Despite several UK construction industry leaders making climate and biodiversity declarations, approximately 10% of the UK’s CO2 emissions derive from construction activities – rising to 45% if the entire built environment sector is considered. The transition to implementing sustainable behaviours across the sector needs to pick up pace if the industry is to become more ecologically sound.
For a start, encouraging sustainable working practices, including life-cycle costing and post-occupancy evaluation, as part of the initial scope of work can help to achieve more sustainable construction projects. What’s more, encouraging greater collaboration across the supply chain, from architects and engineers to contractors and developers, will also help to significantly reduce construction waste. Digital tools should be utilised to seamlessly facilitate collaboration.
Covering old ground
Globally, the construction industry uses about three billion metric tons of natural resources to manufacture building materials each year. However, up to 30% of this is wasted through reworking projects, overestimates and inaccurate details.
Construction project management software is one of the best tools that a company can invest in to tackle issues regarding ineffective organisation and miscommunication. Combined with cloud-based digital documentation and communication software, digital blueprints can be accessed by all parties and enable the supply chain to talk seamlessly.

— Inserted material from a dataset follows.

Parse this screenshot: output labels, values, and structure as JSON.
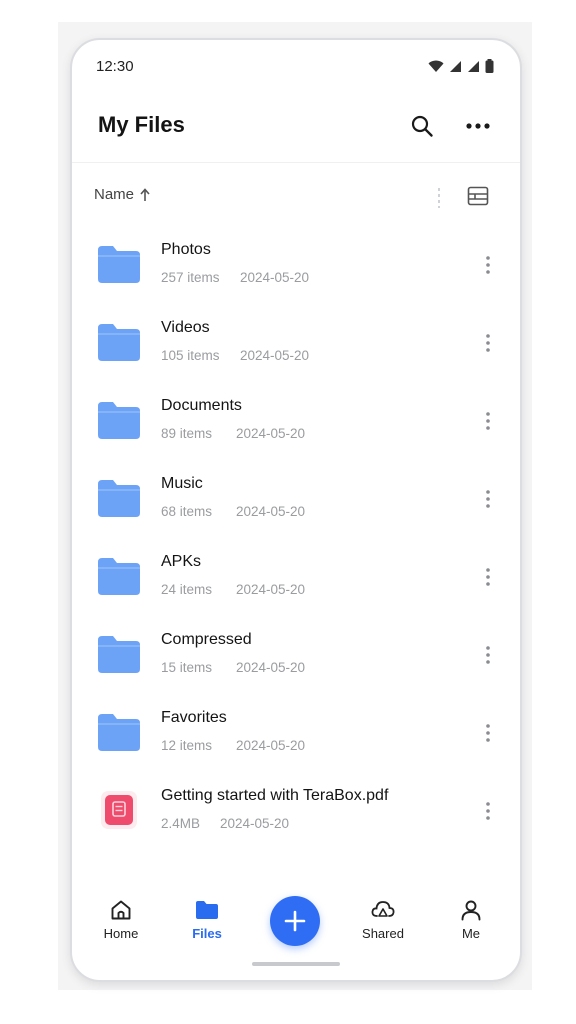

Technology can lower miscommunication errors, reduce construction waste and eliminate rework – all of which will help to drive the green recovery. Technological advances that focus on data capture and complex modelling – for example, building information modelling (BIM) systems – can now generate algorithms that optimise a building’s performance. Engineers will be able to stress-test different options on a digital twin, including lighting, heating and ventilation, which will allow the long-term environmental impacts of a structure to be assessed and amended. This will not only help to realise greater efficiencies but will also lower operating costs.
In December 2020, the government published a New construction playbook, which sets out the role of the construction industry in the green recovery to ensure that the sector becomes greener and more innovative. This includes measures such as the use of carbon assessments and embedding digital technologies, including the BIM framework.
Making considerations for the entire project life-cycle and embracing digital tools should result in fewer carbon-intensive construction processes and provide clear pathways for sustainable structure management. As the UK strives to reduce annual carbon emissions by 68% by 2030, it’s crucial that the construction industry works to close the gap from modelling to implementation, for the UK’s green recovery to really gain momentum.